“For most of us, chocolate is an indulgence synonymous with pleasure, but behind the sweet image of the cocoa bean there is a long history of exploitation, corruption, greed and slavery.”~ Bitter Chocolate, Carol Off
I didn’t plan to do a book review anytime soon but reading these two books for my dissertation to get background knowledge (Child Labour on Cocoa plantations in Cote D’Ivoire and the Harkin-Engel Protocol), was an eye-opener for me. If you are interested in gaining new knowledge or knowing more about the chocolate industry, where most of the cocoa produce come from, as well as situation of the producers, you might want to take a look at both ‘Bitter Chocolate: Investigating the Dark Side of the World’s Most Seductive Sweet’ by Carol Off (2006) and ‘Chocolate Nations: Living and Dying for Cocoa in West Africa’ by Orla Ryan (2011). They have their shortcomings (check out academic reviews on them) but you gain an insightful knowledge on certain alarming issues. The issue of dirty politics and exploitation (in all forms) in Africa, Latin America and other parts of the world today is not new to most of us but there are people who are not aware of the rate at which these things happen. I like chocolate but I never thought such sweet treat could have a twisted dark tale to its existence till I started doing my readings. I try so hard not think that our world isn’t messed up but the sickening truth is that it is and the denial of certain atrocities is saddening.
Carol Off’s Bitter Chocolate: Investigating the Dark Side of the World’s Most Seductive Sweet is an absorbing and sweeping book. It takes you into the world of the cash crop—Theobroma also known as cocoa and its origin. It also entails saddening detailed accounts of how Cote D’Ivoire (dubbed Africa’s El Dorado once upon a time) degenerated to war and xenophobia (2002), child labour exploitation/trafficking as well as its highly corrupted cocoa industry and government. The multinational chocolate companies (the likes of Hershey, Cadbury) are not left out from the scrutiny as they try to exclude themselves from the situation. Blame game and denials replace responsibility. The Harkin-Engel protocol (2001) signed by major chocolatiers in response to the issue of child labour on cocoa plantations is also mentioned in the book as well as some details on its progress and shortcomings, its supporters and critics. Even in the face of fluctuating prices of cocoa on the international market, multinational companies make more money than ever compared to the mere pittance the farmers make from selling their produce. Most who slave for cocoa have never tasted the finished product. Cocoa, on one hand is life for those who are able to manipulate the system and use its funds for their selfish needs, on the other hand cocoa is death for those who try to trace the money gotten (the disappearance of Guy-Andre Kieffer—the guy who knew too much), children who suffer doing back breaking jobs on cocoa plantations with little or no pay and farmers who survive hand to mouth despite the fact that they are principal actors in the production of one of the key ingredients (cocoa) needed to make one of the best selling product in the world –Chocolate.

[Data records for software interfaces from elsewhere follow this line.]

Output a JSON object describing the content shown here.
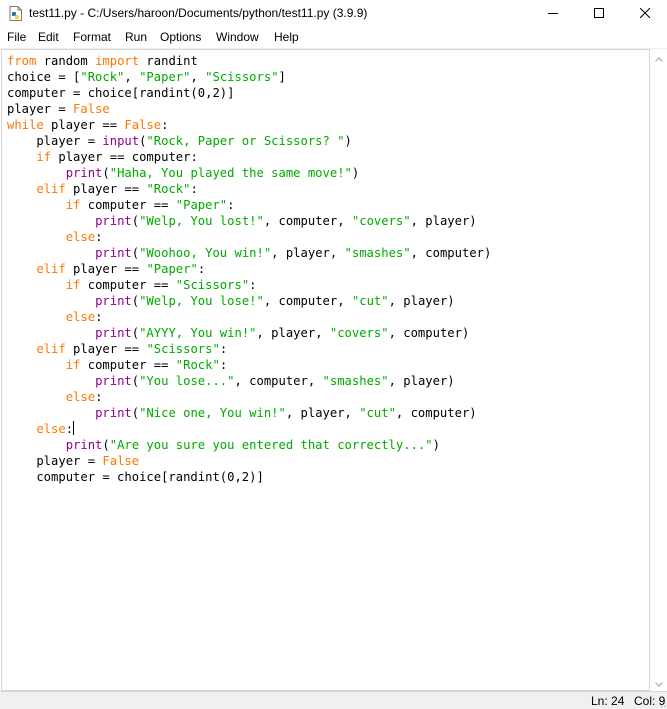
{
  "window": {
    "title": "test11.py - C:/Users/haroon/Documents/python/test11.py (3.9.9)"
  },
  "icons": {
    "app": "python-file-icon",
    "minimize": "minimize-icon",
    "maximize": "maximize-icon",
    "close": "close-icon",
    "scroll_up": "chevron-up-icon",
    "scroll_down": "chevron-down-icon"
  },
  "menu": {
    "file": "File",
    "edit": "Edit",
    "format": "Format",
    "run": "Run",
    "options": "Options",
    "window": "Window",
    "help": "Help"
  },
  "colors": {
    "keyword": "#ff7700",
    "string": "#00aa00",
    "builtin": "#900090",
    "text": "#000000"
  },
  "editor": {
    "lines": [
      [
        {
          "t": "kw",
          "v": "from"
        },
        {
          "t": "p",
          "v": " random "
        },
        {
          "t": "kw",
          "v": "import"
        },
        {
          "t": "p",
          "v": " randint"
        }
      ],
      [
        {
          "t": "p",
          "v": "choice = ["
        },
        {
          "t": "str",
          "v": "\"Rock\""
        },
        {
          "t": "p",
          "v": ", "
        },
        {
          "t": "str",
          "v": "\"Paper\""
        },
        {
          "t": "p",
          "v": ", "
        },
        {
          "t": "str",
          "v": "\"Scissors\""
        },
        {
          "t": "p",
          "v": "]"
        }
      ],
      [
        {
          "t": "p",
          "v": "computer = choice[randint(0,2)]"
        }
      ],
      [
        {
          "t": "p",
          "v": "player = "
        },
        {
          "t": "kw",
          "v": "False"
        }
      ],
      [
        {
          "t": "kw",
          "v": "while"
        },
        {
          "t": "p",
          "v": " player == "
        },
        {
          "t": "kw",
          "v": "False"
        },
        {
          "t": "p",
          "v": ":"
        }
      ],
      [
        {
          "t": "p",
          "v": "    player = "
        },
        {
          "t": "bi",
          "v": "input"
        },
        {
          "t": "p",
          "v": "("
        },
        {
          "t": "str",
          "v": "\"Rock, Paper or Scissors? \""
        },
        {
          "t": "p",
          "v": ")"
        }
      ],
      [
        {
          "t": "p",
          "v": "    "
        },
        {
          "t": "kw",
          "v": "if"
        },
        {
          "t": "p",
          "v": " player == computer:"
        }
      ],
      [
        {
          "t": "p",
          "v": "        "
        },
        {
          "t": "bi",
          "v": "print"
        },
        {
          "t": "p",
          "v": "("
        },
        {
          "t": "str",
          "v": "\"Haha, You played the same move!\""
        },
        {
          "t": "p",
          "v": ")"
        }
      ],
      [
        {
          "t": "p",
          "v": "    "
        },
        {
          "t": "kw",
          "v": "elif"
        },
        {
          "t": "p",
          "v": " player == "
        },
        {
          "t": "str",
          "v": "\"Rock\""
        },
        {
          "t": "p",
          "v": ":"
        }
      ],
      [
        {
          "t": "p",
          "v": "        "
        },
        {
          "t": "kw",
          "v": "if"
        },
        {
          "t": "p",
          "v": " computer == "
        },
        {
          "t": "str",
          "v": "\"Paper\""
        },
        {
          "t": "p",
          "v": ":"
        }
      ],
      [
        {
          "t": "p",
          "v": "            "
        },
        {
          "t": "bi",
          "v": "print"
        },
        {
          "t": "p",
          "v": "("
        },
        {
          "t": "str",
          "v": "\"Welp, You lost!\""
        },
        {
          "t": "p",
          "v": ", computer, "
        },
        {
          "t": "str",
          "v": "\"covers\""
        },
        {
          "t": "p",
          "v": ", player)"
        }
      ],
      [
        {
          "t": "p",
          "v": "        "
        },
        {
          "t": "kw",
          "v": "else"
        },
        {
          "t": "p",
          "v": ":"
        }
      ],
      [
        {
          "t": "p",
          "v": "            "
        },
        {
          "t": "bi",
          "v": "print"
        },
        {
          "t": "p",
          "v": "("
        },
        {
          "t": "str",
          "v": "\"Woohoo, You win!\""
        },
        {
          "t": "p",
          "v": ", player, "
        },
        {
          "t": "str",
          "v": "\"smashes\""
        },
        {
          "t": "p",
          "v": ", computer)"
        }
      ],
      [
        {
          "t": "p",
          "v": "    "
        },
        {
          "t": "kw",
          "v": "elif"
        },
        {
          "t": "p",
          "v": " player == "
        },
        {
          "t": "str",
          "v": "\"Paper\""
        },
        {
          "t": "p",
          "v": ":"
        }
      ],
      [
        {
          "t": "p",
          "v": "        "
        },
        {
          "t": "kw",
          "v": "if"
        },
        {
          "t": "p",
          "v": " computer == "
        },
        {
          "t": "str",
          "v": "\"Scissors\""
        },
        {
          "t": "p",
          "v": ":"
        }
      ],
      [
        {
          "t": "p",
          "v": "            "
        },
        {
          "t": "bi",
          "v": "print"
        },
        {
          "t": "p",
          "v": "("
        },
        {
          "t": "str",
          "v": "\"Welp, You lose!\""
        },
        {
          "t": "p",
          "v": ", computer, "
        },
        {
          "t": "str",
          "v": "\"cut\""
        },
        {
          "t": "p",
          "v": ", player)"
        }
      ],
      [
        {
          "t": "p",
          "v": "        "
        },
        {
          "t": "kw",
          "v": "else"
        },
        {
          "t": "p",
          "v": ":"
        }
      ],
      [
        {
          "t": "p",
          "v": "            "
        },
        {
          "t": "bi",
          "v": "print"
        },
        {
          "t": "p",
          "v": "("
        },
        {
          "t": "str",
          "v": "\"AYYY, You win!\""
        },
        {
          "t": "p",
          "v": ", player, "
        },
        {
          "t": "str",
          "v": "\"covers\""
        },
        {
          "t": "p",
          "v": ", computer)"
        }
      ],
      [
        {
          "t": "p",
          "v": "    "
        },
        {
          "t": "kw",
          "v": "elif"
        },
        {
          "t": "p",
          "v": " player == "
        },
        {
          "t": "str",
          "v": "\"Scissors\""
        },
        {
          "t": "p",
          "v": ":"
        }
      ],
      [
        {
          "t": "p",
          "v": "        "
        },
        {
          "t": "kw",
          "v": "if"
        },
        {
          "t": "p",
          "v": " computer == "
        },
        {
          "t": "str",
          "v": "\"Rock\""
        },
        {
          "t": "p",
          "v": ":"
        }
      ],
      [
        {
          "t": "p",
          "v": "            "
        },
        {
          "t": "bi",
          "v": "print"
        },
        {
          "t": "p",
          "v": "("
        },
        {
          "t": "str",
          "v": "\"You lose...\""
        },
        {
          "t": "p",
          "v": ", computer, "
        },
        {
          "t": "str",
          "v": "\"smashes\""
        },
        {
          "t": "p",
          "v": ", player)"
        }
      ],
      [
        {
          "t": "p",
          "v": "        "
        },
        {
          "t": "kw",
          "v": "else"
        },
        {
          "t": "p",
          "v": ":"
        }
      ],
      [
        {
          "t": "p",
          "v": "            "
        },
        {
          "t": "bi",
          "v": "print"
        },
        {
          "t": "p",
          "v": "("
        },
        {
          "t": "str",
          "v": "\"Nice one, You win!\""
        },
        {
          "t": "p",
          "v": ", player, "
        },
        {
          "t": "str",
          "v": "\"cut\""
        },
        {
          "t": "p",
          "v": ", computer)"
        }
      ],
      [
        {
          "t": "p",
          "v": "    "
        },
        {
          "t": "kw",
          "v": "else"
        },
        {
          "t": "p",
          "v": ":"
        },
        {
          "t": "cursor",
          "v": ""
        }
      ],
      [
        {
          "t": "p",
          "v": "        "
        },
        {
          "t": "bi",
          "v": "print"
        },
        {
          "t": "p",
          "v": "("
        },
        {
          "t": "str",
          "v": "\"Are you sure you entered that correctly...\""
        },
        {
          "t": "p",
          "v": ")"
        }
      ],
      [
        {
          "t": "p",
          "v": "    player = "
        },
        {
          "t": "kw",
          "v": "False"
        }
      ],
      [
        {
          "t": "p",
          "v": "    computer = choice[randint(0,2)]"
        }
      ]
    ]
  },
  "status": {
    "line": "Ln: 24",
    "col": "Col: 9"
  }
}
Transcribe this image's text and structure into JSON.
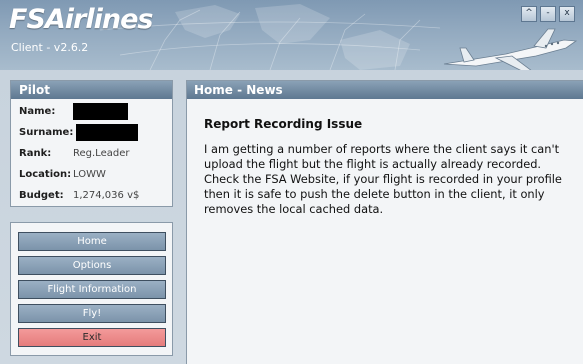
{
  "header": {
    "brand": "FSAirlines",
    "version": "Client - v2.6.2",
    "window_controls": [
      "^",
      "-",
      "x"
    ]
  },
  "pilot": {
    "title": "Pilot",
    "name_label": "Name:",
    "name_value_redacted": true,
    "surname_label": "Surname:",
    "surname_value_redacted": true,
    "rank_label": "Rank:",
    "rank_value": "Reg.Leader",
    "location_label": "Location:",
    "location_value": "LOWW",
    "budget_label": "Budget:",
    "budget_value": "1,274,036 v$"
  },
  "nav": {
    "items": [
      "Home",
      "Options",
      "Flight Information",
      "Fly!",
      "Exit"
    ]
  },
  "news": {
    "title": "Home - News",
    "heading": "Report Recording Issue",
    "body": "I am getting a number of reports where the client says it can't upload the flight but the flight is actually already recorded. Check the FSA Website, if your flight is recorded in your profile then it is safe to push the delete button in the client, it only removes the local cached data."
  },
  "colors": {
    "panel_header": "#6f89a2",
    "nav_button": "#8aa0b6",
    "exit_button": "#ec8888"
  }
}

“Chocolate, no matter what the cost in the candy store, had a hidden price in human misery.”~ Bitter Chocolate, Carol Off
Orla Ryan’s ‘Chocolate Nations: Living and Dying for Cocoa in West Africa’ which also touches on similar issues mentioned in Off’s book is another good investigation on the issue. The book vividly explores the reasons behind farmers’ poverty as well as child labour exploitation in Cote D’Ivoire and Ghana (both cocoa producing countries). Moreover, by arguing that all initiatives aimed to reduce child labour that do not also seek to reduce poverty are doomed to failure. However her standpoint has been questioned and criticized for being biased and one sided as she focuses more on the problems caused by internal factors whilst watering down the problems caused by international or external bodies (such as the IMF and World Bank) but regardless it has some valid points.
“Fear of a ban on cocoa exports has made producers expert at keeping children out of sight. But little progress has been made in tackling the underlying causes of child labour”~ Chocolate Nations, Órla Ryan
According to UNICEF, ‘an estimated 246 million children are engaged in child labour’ (UNICEF, 2004) in different sectors (from agriculture to mining) of which most are below the age of 15.